BEGIN RECORDS PROVIDED

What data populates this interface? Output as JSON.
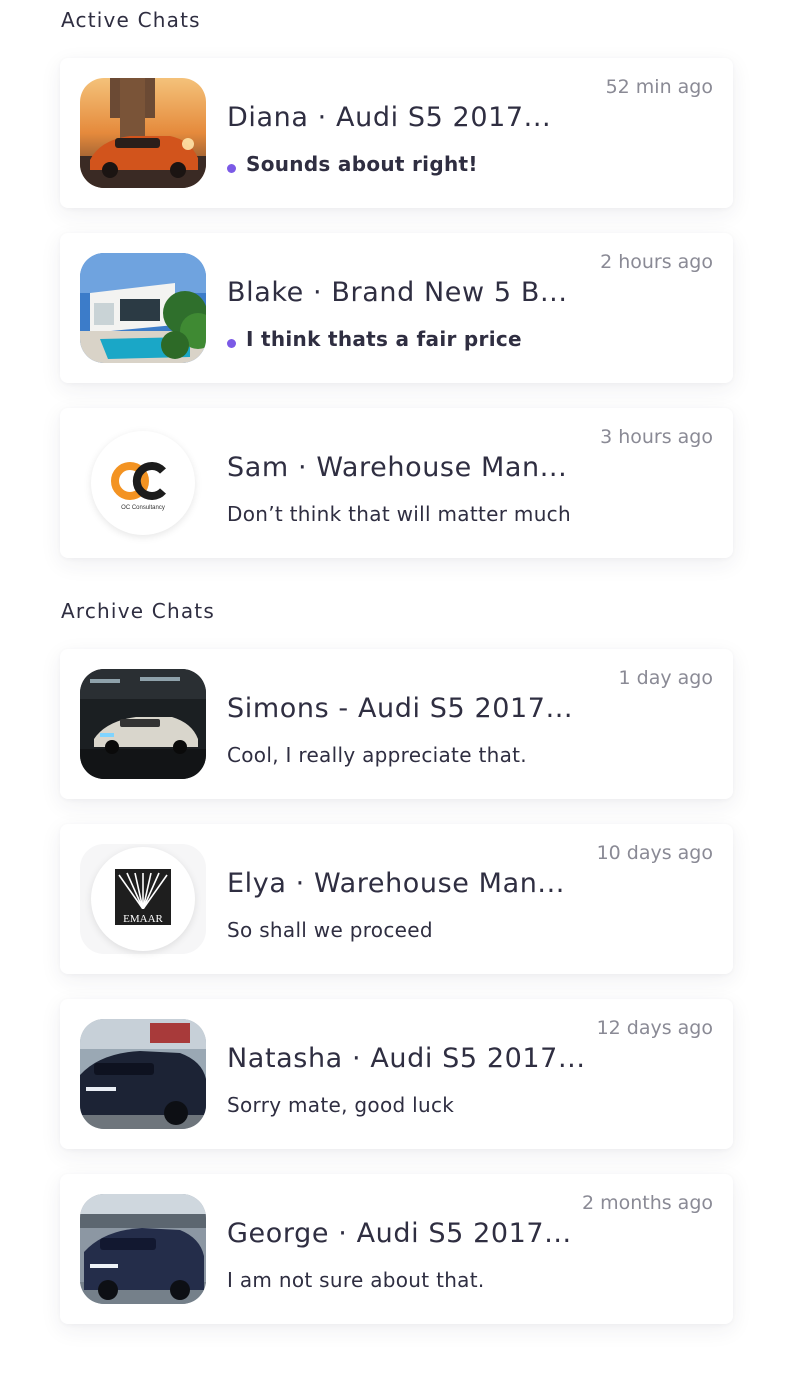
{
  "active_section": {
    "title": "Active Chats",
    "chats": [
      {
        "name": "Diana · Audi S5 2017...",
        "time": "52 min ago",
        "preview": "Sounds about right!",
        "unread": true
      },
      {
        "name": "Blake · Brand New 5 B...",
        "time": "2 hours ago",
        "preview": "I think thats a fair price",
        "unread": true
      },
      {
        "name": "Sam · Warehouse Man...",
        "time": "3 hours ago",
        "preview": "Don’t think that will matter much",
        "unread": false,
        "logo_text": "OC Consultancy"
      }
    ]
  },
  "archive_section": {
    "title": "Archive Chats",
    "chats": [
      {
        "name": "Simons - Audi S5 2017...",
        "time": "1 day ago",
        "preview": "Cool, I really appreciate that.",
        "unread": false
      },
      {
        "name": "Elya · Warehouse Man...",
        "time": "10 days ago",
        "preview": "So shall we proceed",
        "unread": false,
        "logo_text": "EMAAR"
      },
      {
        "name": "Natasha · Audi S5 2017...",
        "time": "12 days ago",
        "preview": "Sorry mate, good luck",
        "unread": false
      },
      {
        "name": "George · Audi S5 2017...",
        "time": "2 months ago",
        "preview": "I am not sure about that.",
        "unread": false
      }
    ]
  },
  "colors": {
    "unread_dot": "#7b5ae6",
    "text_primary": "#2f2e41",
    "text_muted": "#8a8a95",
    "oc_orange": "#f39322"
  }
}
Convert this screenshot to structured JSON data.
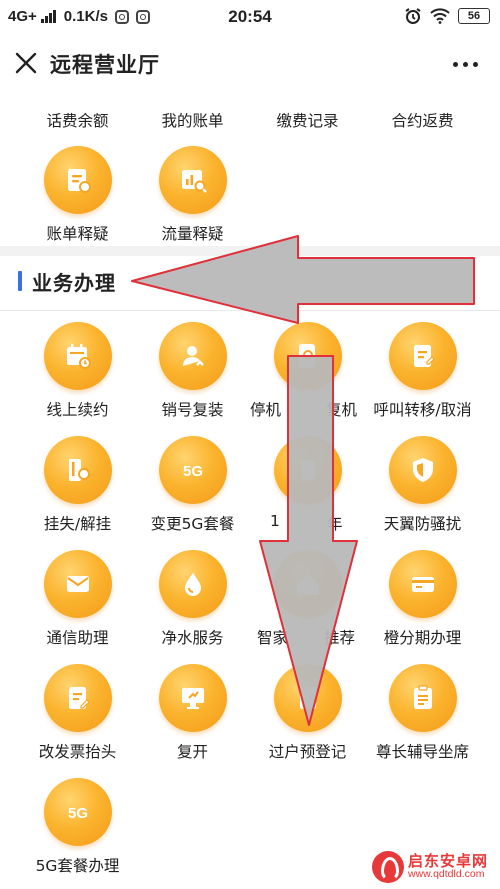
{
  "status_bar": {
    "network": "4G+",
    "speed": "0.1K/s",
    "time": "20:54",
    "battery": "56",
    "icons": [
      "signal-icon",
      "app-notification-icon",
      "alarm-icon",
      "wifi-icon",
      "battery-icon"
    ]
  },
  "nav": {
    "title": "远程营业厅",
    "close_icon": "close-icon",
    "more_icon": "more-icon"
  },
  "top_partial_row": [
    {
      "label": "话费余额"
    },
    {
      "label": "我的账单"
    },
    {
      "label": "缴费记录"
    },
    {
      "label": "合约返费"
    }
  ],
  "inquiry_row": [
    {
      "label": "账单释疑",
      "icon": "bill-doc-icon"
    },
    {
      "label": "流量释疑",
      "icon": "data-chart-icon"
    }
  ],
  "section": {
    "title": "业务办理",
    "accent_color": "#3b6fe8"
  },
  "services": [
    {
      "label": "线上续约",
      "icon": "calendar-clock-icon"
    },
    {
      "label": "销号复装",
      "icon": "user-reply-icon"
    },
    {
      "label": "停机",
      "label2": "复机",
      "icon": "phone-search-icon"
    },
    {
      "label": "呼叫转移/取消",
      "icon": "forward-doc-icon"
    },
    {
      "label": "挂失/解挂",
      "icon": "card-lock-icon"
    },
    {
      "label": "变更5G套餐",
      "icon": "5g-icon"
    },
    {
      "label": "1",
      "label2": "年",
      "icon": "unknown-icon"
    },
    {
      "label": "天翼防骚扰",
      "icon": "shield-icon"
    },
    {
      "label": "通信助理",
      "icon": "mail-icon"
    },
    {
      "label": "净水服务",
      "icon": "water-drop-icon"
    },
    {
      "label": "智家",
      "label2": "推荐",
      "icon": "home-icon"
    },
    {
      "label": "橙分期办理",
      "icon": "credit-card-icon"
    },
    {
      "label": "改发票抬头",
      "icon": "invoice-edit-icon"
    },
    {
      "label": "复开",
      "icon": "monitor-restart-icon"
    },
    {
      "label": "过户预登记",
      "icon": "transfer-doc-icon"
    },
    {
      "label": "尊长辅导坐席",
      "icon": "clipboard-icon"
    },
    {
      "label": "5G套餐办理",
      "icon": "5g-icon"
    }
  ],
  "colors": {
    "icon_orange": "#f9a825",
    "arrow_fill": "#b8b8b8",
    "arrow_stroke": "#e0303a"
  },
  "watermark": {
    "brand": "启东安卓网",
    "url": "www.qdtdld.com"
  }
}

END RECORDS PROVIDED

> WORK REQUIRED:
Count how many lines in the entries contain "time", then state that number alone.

> ANSWER TO THE PROBLEM:
8